Task goal: Your task is to retype all of the records below with complete accuracy.

Supplied data:
● ● ●

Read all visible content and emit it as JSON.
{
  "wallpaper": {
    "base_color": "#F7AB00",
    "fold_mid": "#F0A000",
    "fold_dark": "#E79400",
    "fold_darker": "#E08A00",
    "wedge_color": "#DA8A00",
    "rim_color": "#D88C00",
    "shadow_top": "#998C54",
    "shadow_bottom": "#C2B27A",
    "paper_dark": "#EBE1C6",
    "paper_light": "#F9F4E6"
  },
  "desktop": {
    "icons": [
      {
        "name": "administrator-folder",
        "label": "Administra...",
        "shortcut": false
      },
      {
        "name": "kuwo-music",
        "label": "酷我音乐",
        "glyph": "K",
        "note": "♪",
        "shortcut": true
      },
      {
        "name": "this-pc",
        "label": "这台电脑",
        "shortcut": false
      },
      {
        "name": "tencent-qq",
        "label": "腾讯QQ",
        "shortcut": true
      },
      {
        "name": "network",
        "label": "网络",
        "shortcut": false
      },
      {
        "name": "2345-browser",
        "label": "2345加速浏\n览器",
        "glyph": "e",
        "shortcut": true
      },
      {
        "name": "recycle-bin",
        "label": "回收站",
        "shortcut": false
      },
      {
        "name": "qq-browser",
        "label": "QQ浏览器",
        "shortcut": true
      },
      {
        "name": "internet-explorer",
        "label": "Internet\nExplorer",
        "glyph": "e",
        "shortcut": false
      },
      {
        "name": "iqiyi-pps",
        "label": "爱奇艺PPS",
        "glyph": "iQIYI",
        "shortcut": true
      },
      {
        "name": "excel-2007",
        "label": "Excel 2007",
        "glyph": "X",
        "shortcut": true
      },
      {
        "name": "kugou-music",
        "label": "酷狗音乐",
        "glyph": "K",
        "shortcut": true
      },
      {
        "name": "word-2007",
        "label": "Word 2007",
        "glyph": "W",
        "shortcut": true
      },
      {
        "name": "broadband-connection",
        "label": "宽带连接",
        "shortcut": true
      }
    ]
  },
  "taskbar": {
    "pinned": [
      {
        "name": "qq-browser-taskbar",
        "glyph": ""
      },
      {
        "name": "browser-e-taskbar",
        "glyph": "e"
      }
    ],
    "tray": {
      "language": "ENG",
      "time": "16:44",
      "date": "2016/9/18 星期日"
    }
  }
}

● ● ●

Response for this exercise:
Read all visible content and emit it as JSON.
{
  "wallpaper": {
    "base_color": "#F7AB00",
    "fold_mid": "#F0A000",
    "fold_dark": "#E79400",
    "fold_darker": "#E08A00",
    "wedge_color": "#DA8A00",
    "rim_color": "#D88C00",
    "shadow_top": "#998C54",
    "shadow_bottom": "#C2B27A",
    "paper_dark": "#EBE1C6",
    "paper_light": "#F9F4E6"
  },
  "desktop": {
    "icons": [
      {
        "name": "administrator-folder",
        "label": "Administra...",
        "shortcut": false
      },
      {
        "name": "kuwo-music",
        "label": "酷我音乐",
        "glyph": "K",
        "note": "♪",
        "shortcut": true
      },
      {
        "name": "this-pc",
        "label": "这台电脑",
        "shortcut": false
      },
      {
        "name": "tencent-qq",
        "label": "腾讯QQ",
        "shortcut": true
      },
      {
        "name": "network",
        "label": "网络",
        "shortcut": false
      },
      {
        "name": "2345-browser",
        "label": "2345加速浏\n览器",
        "glyph": "e",
        "shortcut": true
      },
      {
        "name": "recycle-bin",
        "label": "回收站",
        "shortcut": false
      },
      {
        "name": "qq-browser",
        "label": "QQ浏览器",
        "shortcut": true
      },
      {
        "name": "internet-explorer",
        "label": "Internet\nExplorer",
        "glyph": "e",
        "shortcut": false
      },
      {
        "name": "iqiyi-pps",
        "label": "爱奇艺PPS",
        "glyph": "iQIYI",
        "shortcut": true
      },
      {
        "name": "excel-2007",
        "label": "Excel 2007",
        "glyph": "X",
        "shortcut": true
      },
      {
        "name": "kugou-music",
        "label": "酷狗音乐",
        "glyph": "K",
        "shortcut": true
      },
      {
        "name": "word-2007",
        "label": "Word 2007",
        "glyph": "W",
        "shortcut": true
      },
      {
        "name": "broadband-connection",
        "label": "宽带连接",
        "shortcut": true
      }
    ]
  },
  "taskbar": {
    "pinned": [
      {
        "name": "qq-browser-taskbar",
        "glyph": ""
      },
      {
        "name": "browser-e-taskbar",
        "glyph": "e"
      }
    ],
    "tray": {
      "language": "ENG",
      "time": "16:44",
      "date": "2016/9/18 星期日"
    }
  }
}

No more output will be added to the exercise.